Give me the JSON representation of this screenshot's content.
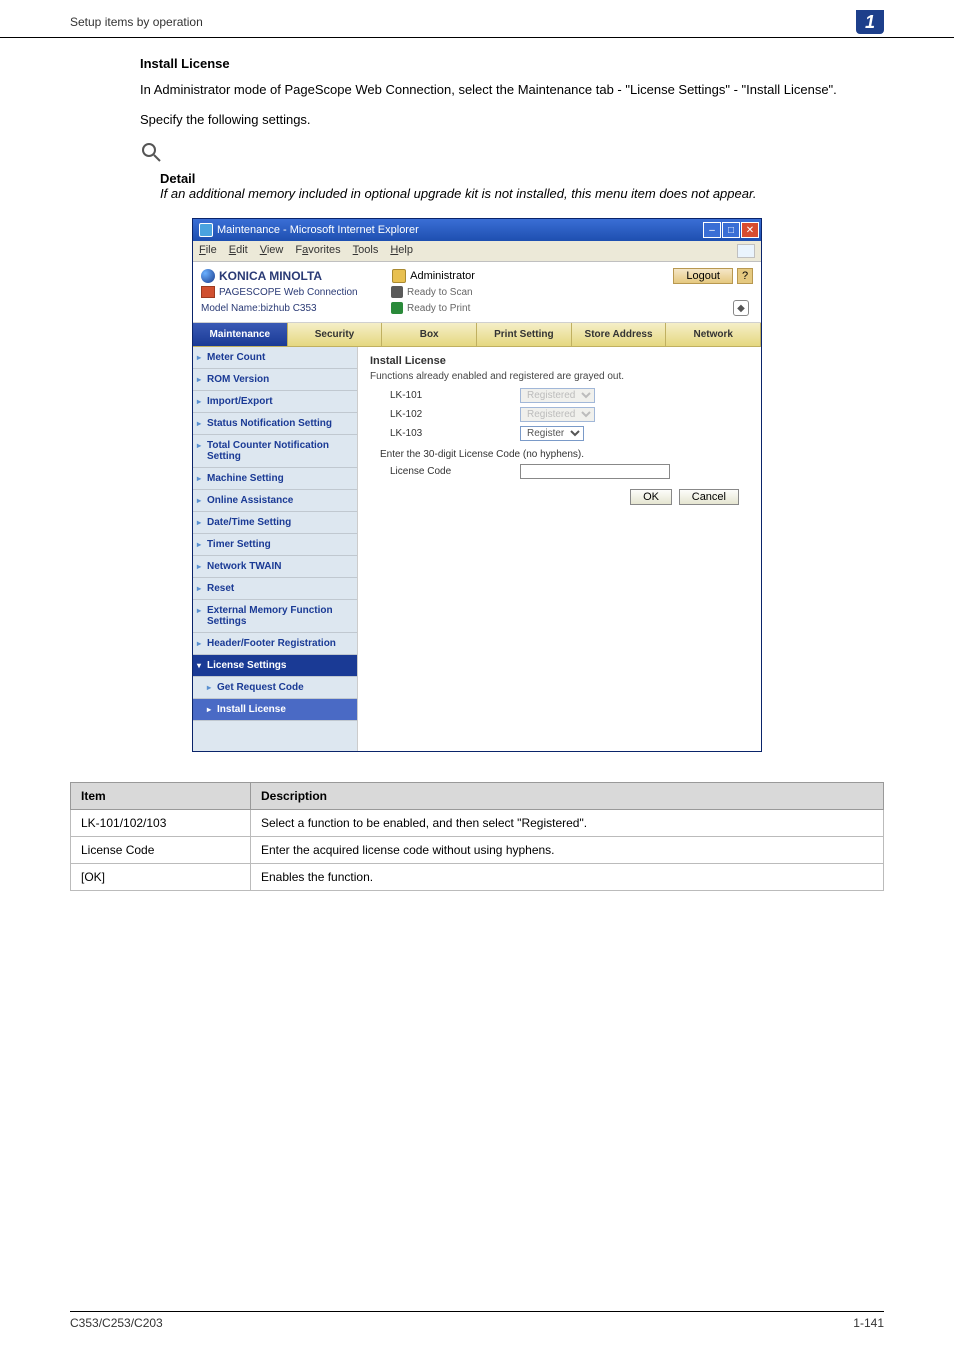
{
  "header": {
    "breadcrumb": "Setup items by operation",
    "section_number": "1"
  },
  "section": {
    "title": "Install License",
    "p1": "In Administrator mode of PageScope Web Connection, select the Maintenance tab - \"License Settings\" - \"Install License\".",
    "p2": "Specify the following settings.",
    "detail_label": "Detail",
    "detail_text": "If an additional memory included in optional upgrade kit is not installed, this menu item does not appear."
  },
  "browser": {
    "title": "Maintenance - Microsoft Internet Explorer",
    "menu": {
      "file": "File",
      "edit": "Edit",
      "view": "View",
      "favorites": "Favorites",
      "tools": "Tools",
      "help": "Help"
    },
    "km_brand": "KONICA MINOLTA",
    "administrator": "Administrator",
    "logout": "Logout",
    "help": "?",
    "pagescope": "PAGESCOPE Web Connection",
    "model": "Model Name:bizhub C353",
    "ready_scan": "Ready to Scan",
    "ready_print": "Ready to Print"
  },
  "tabs": {
    "maintenance": "Maintenance",
    "security": "Security",
    "box": "Box",
    "print_setting": "Print Setting",
    "store_address": "Store Address",
    "network": "Network"
  },
  "sidebar": {
    "items": [
      {
        "label": "Meter Count"
      },
      {
        "label": "ROM Version"
      },
      {
        "label": "Import/Export"
      },
      {
        "label": "Status Notification Setting"
      },
      {
        "label": "Total Counter Notification Setting"
      },
      {
        "label": "Machine Setting"
      },
      {
        "label": "Online Assistance"
      },
      {
        "label": "Date/Time Setting"
      },
      {
        "label": "Timer Setting"
      },
      {
        "label": "Network TWAIN"
      },
      {
        "label": "Reset"
      },
      {
        "label": "External Memory Function Settings"
      },
      {
        "label": "Header/Footer Registration"
      }
    ],
    "license_settings": "License Settings",
    "get_request_code": "Get Request Code",
    "install_license": "Install License"
  },
  "panel": {
    "heading": "Install License",
    "grayed_note": "Functions already enabled and registered are grayed out.",
    "rows": [
      {
        "label": "LK-101",
        "selected": "Registered",
        "disabled": true
      },
      {
        "label": "LK-102",
        "selected": "Registered",
        "disabled": true
      },
      {
        "label": "LK-103",
        "selected": "Register",
        "disabled": false
      }
    ],
    "enter_note": "Enter the 30-digit License Code (no hyphens).",
    "license_code_label": "License Code",
    "license_code_value": "",
    "ok": "OK",
    "cancel": "Cancel"
  },
  "desc_table": {
    "col_item": "Item",
    "col_desc": "Description",
    "rows": [
      {
        "item": "LK-101/102/103",
        "desc": "Select a function to be enabled, and then select \"Registered\"."
      },
      {
        "item": "License Code",
        "desc": "Enter the acquired license code without using hyphens."
      },
      {
        "item": "[OK]",
        "desc": "Enables the function."
      }
    ]
  },
  "footer": {
    "left": "C353/C253/C203",
    "right": "1-141"
  }
}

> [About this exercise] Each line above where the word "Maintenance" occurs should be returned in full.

> [Your response]
    "p1": "In Administrator mode of PageScope Web Connection, select the Maintenance tab - \"License Settings\" - \"Install License\".",
    "title": "Maintenance - Microsoft Internet Explorer",
    "maintenance": "Maintenance",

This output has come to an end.